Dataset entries
* * *

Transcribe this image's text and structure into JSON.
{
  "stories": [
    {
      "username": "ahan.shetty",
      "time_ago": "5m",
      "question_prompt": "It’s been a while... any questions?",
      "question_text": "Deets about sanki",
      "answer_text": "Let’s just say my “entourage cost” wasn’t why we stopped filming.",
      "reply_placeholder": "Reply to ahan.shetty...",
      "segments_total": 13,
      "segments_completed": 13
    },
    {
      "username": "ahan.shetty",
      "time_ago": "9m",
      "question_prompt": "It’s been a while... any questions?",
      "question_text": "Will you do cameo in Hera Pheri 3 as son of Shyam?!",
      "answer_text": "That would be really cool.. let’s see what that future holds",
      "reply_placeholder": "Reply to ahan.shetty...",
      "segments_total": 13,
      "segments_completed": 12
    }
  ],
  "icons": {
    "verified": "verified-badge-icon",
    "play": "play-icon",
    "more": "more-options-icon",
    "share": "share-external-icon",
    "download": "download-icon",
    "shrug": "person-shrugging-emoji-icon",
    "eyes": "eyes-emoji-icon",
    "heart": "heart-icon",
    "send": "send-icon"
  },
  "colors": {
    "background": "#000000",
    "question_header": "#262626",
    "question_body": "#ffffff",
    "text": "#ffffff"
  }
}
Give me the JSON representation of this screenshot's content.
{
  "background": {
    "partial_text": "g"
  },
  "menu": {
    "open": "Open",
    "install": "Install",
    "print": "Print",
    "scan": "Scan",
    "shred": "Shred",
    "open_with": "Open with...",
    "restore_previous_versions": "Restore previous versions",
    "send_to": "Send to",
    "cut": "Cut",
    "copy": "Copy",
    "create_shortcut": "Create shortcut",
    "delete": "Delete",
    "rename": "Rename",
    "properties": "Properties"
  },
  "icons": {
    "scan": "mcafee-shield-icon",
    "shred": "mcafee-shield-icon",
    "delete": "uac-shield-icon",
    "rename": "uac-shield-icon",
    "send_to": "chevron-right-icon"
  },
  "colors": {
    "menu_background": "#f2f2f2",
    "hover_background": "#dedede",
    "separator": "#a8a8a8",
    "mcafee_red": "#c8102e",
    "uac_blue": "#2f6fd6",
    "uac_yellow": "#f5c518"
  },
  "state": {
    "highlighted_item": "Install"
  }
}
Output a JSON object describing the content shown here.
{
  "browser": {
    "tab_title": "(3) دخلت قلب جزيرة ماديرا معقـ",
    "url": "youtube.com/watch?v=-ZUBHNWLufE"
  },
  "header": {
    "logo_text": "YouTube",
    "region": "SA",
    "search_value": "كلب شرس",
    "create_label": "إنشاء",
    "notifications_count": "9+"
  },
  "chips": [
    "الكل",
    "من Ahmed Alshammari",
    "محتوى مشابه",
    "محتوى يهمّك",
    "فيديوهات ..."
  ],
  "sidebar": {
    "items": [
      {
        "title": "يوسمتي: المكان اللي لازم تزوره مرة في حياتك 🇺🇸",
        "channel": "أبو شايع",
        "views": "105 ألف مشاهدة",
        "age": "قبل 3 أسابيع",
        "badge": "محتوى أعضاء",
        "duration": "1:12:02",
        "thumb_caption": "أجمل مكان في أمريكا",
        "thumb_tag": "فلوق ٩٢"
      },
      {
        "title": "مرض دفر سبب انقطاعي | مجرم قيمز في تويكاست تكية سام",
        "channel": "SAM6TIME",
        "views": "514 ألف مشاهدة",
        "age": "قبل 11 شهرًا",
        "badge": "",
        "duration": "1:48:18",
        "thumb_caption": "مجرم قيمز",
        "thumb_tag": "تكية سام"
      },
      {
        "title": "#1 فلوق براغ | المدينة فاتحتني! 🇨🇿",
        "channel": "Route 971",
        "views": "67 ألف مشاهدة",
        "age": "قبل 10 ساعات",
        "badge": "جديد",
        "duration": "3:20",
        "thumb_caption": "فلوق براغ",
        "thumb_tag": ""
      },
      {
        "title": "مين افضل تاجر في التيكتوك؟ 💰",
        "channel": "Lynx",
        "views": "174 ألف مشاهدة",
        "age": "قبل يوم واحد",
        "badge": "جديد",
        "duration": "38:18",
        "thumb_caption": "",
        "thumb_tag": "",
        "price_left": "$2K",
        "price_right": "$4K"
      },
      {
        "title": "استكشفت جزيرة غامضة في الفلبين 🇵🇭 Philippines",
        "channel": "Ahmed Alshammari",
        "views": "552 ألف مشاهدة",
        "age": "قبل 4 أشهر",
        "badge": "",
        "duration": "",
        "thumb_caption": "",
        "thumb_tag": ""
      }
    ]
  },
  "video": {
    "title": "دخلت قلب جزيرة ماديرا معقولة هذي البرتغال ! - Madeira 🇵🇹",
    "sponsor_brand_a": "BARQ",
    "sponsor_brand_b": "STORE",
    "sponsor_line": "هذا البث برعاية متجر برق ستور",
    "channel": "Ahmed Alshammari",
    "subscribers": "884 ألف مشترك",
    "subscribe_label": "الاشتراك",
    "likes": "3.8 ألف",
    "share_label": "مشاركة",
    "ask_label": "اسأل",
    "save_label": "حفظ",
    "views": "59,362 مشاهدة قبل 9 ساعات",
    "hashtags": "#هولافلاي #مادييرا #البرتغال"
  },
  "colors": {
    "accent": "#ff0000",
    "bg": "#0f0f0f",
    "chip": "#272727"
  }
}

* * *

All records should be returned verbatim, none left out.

#### Output:
Transcribe this image's text and structure into JSON.
{
  "stories": [
    {
      "username": "ahan.shetty",
      "time_ago": "5m",
      "question_prompt": "It’s been a while... any questions?",
      "question_text": "Deets about sanki",
      "answer_text": "Let’s just say my “entourage cost” wasn’t why we stopped filming.",
      "reply_placeholder": "Reply to ahan.shetty...",
      "segments_total": 13,
      "segments_completed": 13
    },
    {
      "username": "ahan.shetty",
      "time_ago": "9m",
      "question_prompt": "It’s been a while... any questions?",
      "question_text": "Will you do cameo in Hera Pheri 3 as son of Shyam?!",
      "answer_text": "That would be really cool.. let’s see what that future holds",
      "reply_placeholder": "Reply to ahan.shetty...",
      "segments_total": 13,
      "segments_completed": 12
    }
  ],
  "icons": {
    "verified": "verified-badge-icon",
    "play": "play-icon",
    "more": "more-options-icon",
    "share": "share-external-icon",
    "download": "download-icon",
    "shrug": "person-shrugging-emoji-icon",
    "eyes": "eyes-emoji-icon",
    "heart": "heart-icon",
    "send": "send-icon"
  },
  "colors": {
    "background": "#000000",
    "question_header": "#262626",
    "question_body": "#ffffff",
    "text": "#ffffff"
  }
}
Give me the JSON representation of this screenshot's content.
{
  "background": {
    "partial_text": "g"
  },
  "menu": {
    "open": "Open",
    "install": "Install",
    "print": "Print",
    "scan": "Scan",
    "shred": "Shred",
    "open_with": "Open with...",
    "restore_previous_versions": "Restore previous versions",
    "send_to": "Send to",
    "cut": "Cut",
    "copy": "Copy",
    "create_shortcut": "Create shortcut",
    "delete": "Delete",
    "rename": "Rename",
    "properties": "Properties"
  },
  "icons": {
    "scan": "mcafee-shield-icon",
    "shred": "mcafee-shield-icon",
    "delete": "uac-shield-icon",
    "rename": "uac-shield-icon",
    "send_to": "chevron-right-icon"
  },
  "colors": {
    "menu_background": "#f2f2f2",
    "hover_background": "#dedede",
    "separator": "#a8a8a8",
    "mcafee_red": "#c8102e",
    "uac_blue": "#2f6fd6",
    "uac_yellow": "#f5c518"
  },
  "state": {
    "highlighted_item": "Install"
  }
}
Output a JSON object describing the content shown here.
{
  "browser": {
    "tab_title": "(3) دخلت قلب جزيرة ماديرا معقـ",
    "url": "youtube.com/watch?v=-ZUBHNWLufE"
  },
  "header": {
    "logo_text": "YouTube",
    "region": "SA",
    "search_value": "كلب شرس",
    "create_label": "إنشاء",
    "notifications_count": "9+"
  },
  "chips": [
    "الكل",
    "من Ahmed Alshammari",
    "محتوى مشابه",
    "محتوى يهمّك",
    "فيديوهات ..."
  ],
  "sidebar": {
    "items": [
      {
        "title": "يوسمتي: المكان اللي لازم تزوره مرة في حياتك 🇺🇸",
        "channel": "أبو شايع",
        "views": "105 ألف مشاهدة",
        "age": "قبل 3 أسابيع",
        "badge": "محتوى أعضاء",
        "duration": "1:12:02",
        "thumb_caption": "أجمل مكان في أمريكا",
        "thumb_tag": "فلوق ٩٢"
      },
      {
        "title": "مرض دفر سبب انقطاعي | مجرم قيمز في تويكاست تكية سام",
        "channel": "SAM6TIME",
        "views": "514 ألف مشاهدة",
        "age": "قبل 11 شهرًا",
        "badge": "",
        "duration": "1:48:18",
        "thumb_caption": "مجرم قيمز",
        "thumb_tag": "تكية سام"
      },
      {
        "title": "#1 فلوق براغ | المدينة فاتحتني! 🇨🇿",
        "channel": "Route 971",
        "views": "67 ألف مشاهدة",
        "age": "قبل 10 ساعات",
        "badge": "جديد",
        "duration": "3:20",
        "thumb_caption": "فلوق براغ",
        "thumb_tag": ""
      },
      {
        "title": "مين افضل تاجر في التيكتوك؟ 💰",
        "channel": "Lynx",
        "views": "174 ألف مشاهدة",
        "age": "قبل يوم واحد",
        "badge": "جديد",
        "duration": "38:18",
        "thumb_caption": "",
        "thumb_tag": "",
        "price_left": "$2K",
        "price_right": "$4K"
      },
      {
        "title": "استكشفت جزيرة غامضة في الفلبين 🇵🇭 Philippines",
        "channel": "Ahmed Alshammari",
        "views": "552 ألف مشاهدة",
        "age": "قبل 4 أشهر",
        "badge": "",
        "duration": "",
        "thumb_caption": "",
        "thumb_tag": ""
      }
    ]
  },
  "video": {
    "title": "دخلت قلب جزيرة ماديرا معقولة هذي البرتغال ! - Madeira 🇵🇹",
    "sponsor_brand_a": "BARQ",
    "sponsor_brand_b": "STORE",
    "sponsor_line": "هذا البث برعاية متجر برق ستور",
    "channel": "Ahmed Alshammari",
    "subscribers": "884 ألف مشترك",
    "subscribe_label": "الاشتراك",
    "likes": "3.8 ألف",
    "share_label": "مشاركة",
    "ask_label": "اسأل",
    "save_label": "حفظ",
    "views": "59,362 مشاهدة قبل 9 ساعات",
    "hashtags": "#هولافلاي #مادييرا #البرتغال"
  },
  "colors": {
    "accent": "#ff0000",
    "bg": "#0f0f0f",
    "chip": "#272727"
  }
}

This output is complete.